Women's representation in the Zimbabwe parliament shot up from 19% to 34% in the recent elections, thanks to the quota in the new Constitution. However, several factors have tempered this achievement.

The number of elected women actually dropped, resulting in a heavy reliance on the quota to shore up women's representation. Moreover, the percentage achieved falls short of the 50% target in the SADC Protocol on Gender and Development in what will be Zimbabwe's only election before the 2015 deadline. The elections themselves have also been disputed.

An estimated 3.4 million Zimbabwean people cast their ballots on 31 July, voting in the 89-year-old Robert Mugabe for another five-year term. The Movement for Democratic Change—Tsvangirai (MDC-T), described the 61% win by the Zimbabwe African National Union- Patriotic Front (ZANU PF) as a "farce" but dropped a court challenge that paved the way for Mugabe's inauguration on 22 August.

The gender dimensions of the elections provide much food for thought. On a positive note, the Zimbabwe Electoral Commission (ZEC) for the first time captured gender-disaggregated data for voter and candidate participation, which allows for a meaningful analysis of women's participation in elections.

Data compiled by the Women in Politics Support Unit (WiPSU) shows that women now make up 34% of the 8th Parliament of Zimbabwe: 48% of Senate and 32% of the National Assembly.

In the National Assembly, 26 women won constituency seats out of the 111 women who contested.

Compared to the 2008 elections, the number of female candidates who stood for elections dropped from 118 to 111, while the number of women who won dropped from 34 to 26. Without the quota, the percentage of women in the National Assembly would have dropped from 18% to 12%. However, as a result of the 60 seats reserved for women and distributed among parties on a PR basis, women now constitute 86 of the 290 seats, or 32% of the total.

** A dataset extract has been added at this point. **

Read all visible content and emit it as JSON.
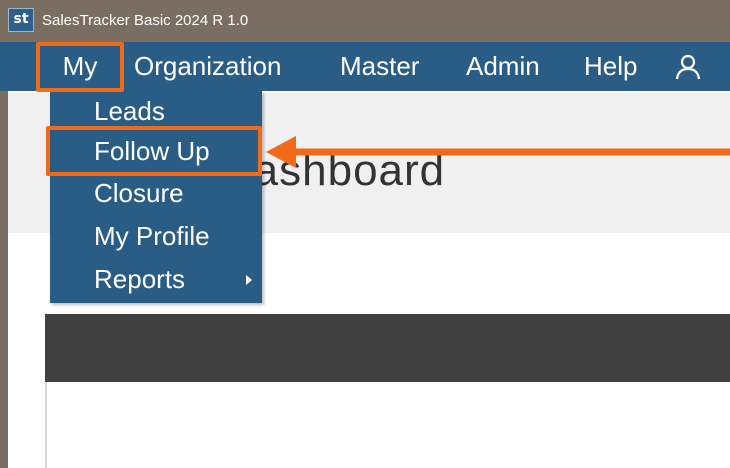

Women won 38 of the 60 Senate seats, or 48% of the total (one represents women with disabilities). In total, (Assembly and Senate) women comprise 124 of the 360 or 34% of the legislators in Zimbabwe, up from 19% after the 2008 elections.

Unfortunately, the quota did not extend to local government. Though the ZEC is yet to compute the gender-disaggregated figures for local government, for now, WiPSU is able to confirm that the Binga District in south Zimbabwe, which has never had any female councillors, now has two women in local government.

Calculations in the 2013 SADC Gender Protocol Barometer published by Gender Links and the Sothern Africa Gender Protocol Alliance show the importance of quotas in increasing women's representation. Within the SADC region, women constitute 16% of parliamentarians and 9% of councillors in countries without quotas, compared to 38% of parliamentarians and 37% of councillors in countries with quotas. Thanks to a quota in Mauritius, local government representation rose dramatically from 6% to 26% in only one election.

After weighing up the gains and losses, the lesson is clear: quotas are crucial, but they are not an end in themselves. There is need to pair the provision of quota's for women with genuine cultural and social transformation of the perceptions of women's leadership. The argument that women do not want to participate in politics is no longer valid as women continue to put themselves forward as leaders, as mobilisers and voters in the electoral process.

For now, the reality is that Zimbabwe has failed to achieve the 50% target set by the SADC Gender Protocol for 2015.

Between August 2013 and the end of 2015, nine other SADC countries - Botswana, Malawi, Madagascar, Mauritius, Mozambique, Seychelles, South Africa, Swaziland and Tanzania are due to hold elections. May these countries heed the lessons learnt from Zimbabwe, because elections present a vital opportunity for the region to ensure 50/50 in government structures.

comments: Sun Aug 25, 2013 07:13 GMT
  • All
  • Images
  • Caricature
  • Infographics
  • Audio
  • Video
  • Ebook